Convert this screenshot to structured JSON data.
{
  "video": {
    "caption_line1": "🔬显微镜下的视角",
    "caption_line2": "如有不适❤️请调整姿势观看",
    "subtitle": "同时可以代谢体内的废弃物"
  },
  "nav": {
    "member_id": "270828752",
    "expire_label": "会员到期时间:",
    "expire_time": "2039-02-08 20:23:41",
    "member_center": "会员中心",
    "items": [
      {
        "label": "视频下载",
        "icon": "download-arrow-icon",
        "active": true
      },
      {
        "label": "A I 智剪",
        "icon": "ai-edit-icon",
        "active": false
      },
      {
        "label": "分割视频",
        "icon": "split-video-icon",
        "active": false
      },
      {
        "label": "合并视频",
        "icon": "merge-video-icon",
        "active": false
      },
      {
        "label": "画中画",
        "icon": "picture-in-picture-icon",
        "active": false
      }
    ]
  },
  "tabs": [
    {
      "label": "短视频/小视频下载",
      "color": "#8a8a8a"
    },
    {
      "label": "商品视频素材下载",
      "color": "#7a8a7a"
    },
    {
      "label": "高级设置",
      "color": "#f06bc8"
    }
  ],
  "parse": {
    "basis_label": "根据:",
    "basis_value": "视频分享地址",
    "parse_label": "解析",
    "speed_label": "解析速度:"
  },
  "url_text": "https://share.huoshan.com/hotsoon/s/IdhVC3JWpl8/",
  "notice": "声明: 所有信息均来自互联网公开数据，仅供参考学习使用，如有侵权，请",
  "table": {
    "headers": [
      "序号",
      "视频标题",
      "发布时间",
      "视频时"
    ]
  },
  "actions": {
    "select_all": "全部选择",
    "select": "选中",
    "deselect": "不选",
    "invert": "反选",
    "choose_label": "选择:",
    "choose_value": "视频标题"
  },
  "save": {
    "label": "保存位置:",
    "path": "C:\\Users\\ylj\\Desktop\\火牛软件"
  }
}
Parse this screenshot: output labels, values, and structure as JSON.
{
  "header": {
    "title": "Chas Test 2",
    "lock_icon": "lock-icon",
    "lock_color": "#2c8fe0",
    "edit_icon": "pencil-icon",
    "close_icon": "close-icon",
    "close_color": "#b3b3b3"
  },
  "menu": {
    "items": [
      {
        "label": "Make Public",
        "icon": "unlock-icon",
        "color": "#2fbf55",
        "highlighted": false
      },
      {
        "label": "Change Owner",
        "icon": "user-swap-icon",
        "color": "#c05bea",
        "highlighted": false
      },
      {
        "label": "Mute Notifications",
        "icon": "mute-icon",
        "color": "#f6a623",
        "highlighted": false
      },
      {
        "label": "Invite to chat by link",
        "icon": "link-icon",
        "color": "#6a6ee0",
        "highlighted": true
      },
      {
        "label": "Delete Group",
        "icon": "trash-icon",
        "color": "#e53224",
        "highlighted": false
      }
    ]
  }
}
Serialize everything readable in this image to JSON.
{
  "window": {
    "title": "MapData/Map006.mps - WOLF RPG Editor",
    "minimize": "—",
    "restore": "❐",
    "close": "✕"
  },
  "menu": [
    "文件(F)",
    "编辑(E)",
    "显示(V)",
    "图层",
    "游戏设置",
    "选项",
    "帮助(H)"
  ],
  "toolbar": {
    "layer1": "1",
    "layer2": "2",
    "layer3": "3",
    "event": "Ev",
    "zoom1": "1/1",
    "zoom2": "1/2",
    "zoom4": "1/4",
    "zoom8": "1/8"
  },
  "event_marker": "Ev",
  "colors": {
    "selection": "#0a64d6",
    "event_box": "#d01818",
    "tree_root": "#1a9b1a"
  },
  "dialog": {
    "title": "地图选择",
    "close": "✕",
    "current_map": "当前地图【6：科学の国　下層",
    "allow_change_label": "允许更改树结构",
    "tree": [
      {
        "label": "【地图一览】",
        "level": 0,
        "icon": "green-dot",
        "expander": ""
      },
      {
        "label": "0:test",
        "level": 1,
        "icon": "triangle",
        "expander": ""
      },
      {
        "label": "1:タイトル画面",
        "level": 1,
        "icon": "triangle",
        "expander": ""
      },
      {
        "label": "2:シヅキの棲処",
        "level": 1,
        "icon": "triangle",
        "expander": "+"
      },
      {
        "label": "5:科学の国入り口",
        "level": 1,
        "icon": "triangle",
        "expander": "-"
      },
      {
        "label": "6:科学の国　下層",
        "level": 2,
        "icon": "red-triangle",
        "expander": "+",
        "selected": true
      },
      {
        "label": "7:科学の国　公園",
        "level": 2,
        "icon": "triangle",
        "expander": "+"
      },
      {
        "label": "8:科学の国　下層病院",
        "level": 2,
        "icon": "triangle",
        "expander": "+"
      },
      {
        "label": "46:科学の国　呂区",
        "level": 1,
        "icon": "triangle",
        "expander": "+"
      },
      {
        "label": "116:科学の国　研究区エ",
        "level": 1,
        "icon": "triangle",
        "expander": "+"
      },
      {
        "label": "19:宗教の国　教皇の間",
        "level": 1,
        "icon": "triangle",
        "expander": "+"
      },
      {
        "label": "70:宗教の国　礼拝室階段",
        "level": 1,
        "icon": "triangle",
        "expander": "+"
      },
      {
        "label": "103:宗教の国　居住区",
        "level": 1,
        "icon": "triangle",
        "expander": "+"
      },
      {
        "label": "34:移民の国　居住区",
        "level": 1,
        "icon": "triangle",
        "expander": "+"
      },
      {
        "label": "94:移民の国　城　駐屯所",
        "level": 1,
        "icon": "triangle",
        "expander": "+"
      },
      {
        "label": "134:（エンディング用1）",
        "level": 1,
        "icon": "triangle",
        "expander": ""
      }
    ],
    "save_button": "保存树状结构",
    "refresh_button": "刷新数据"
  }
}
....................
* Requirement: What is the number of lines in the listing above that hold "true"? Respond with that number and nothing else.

* Task output: 3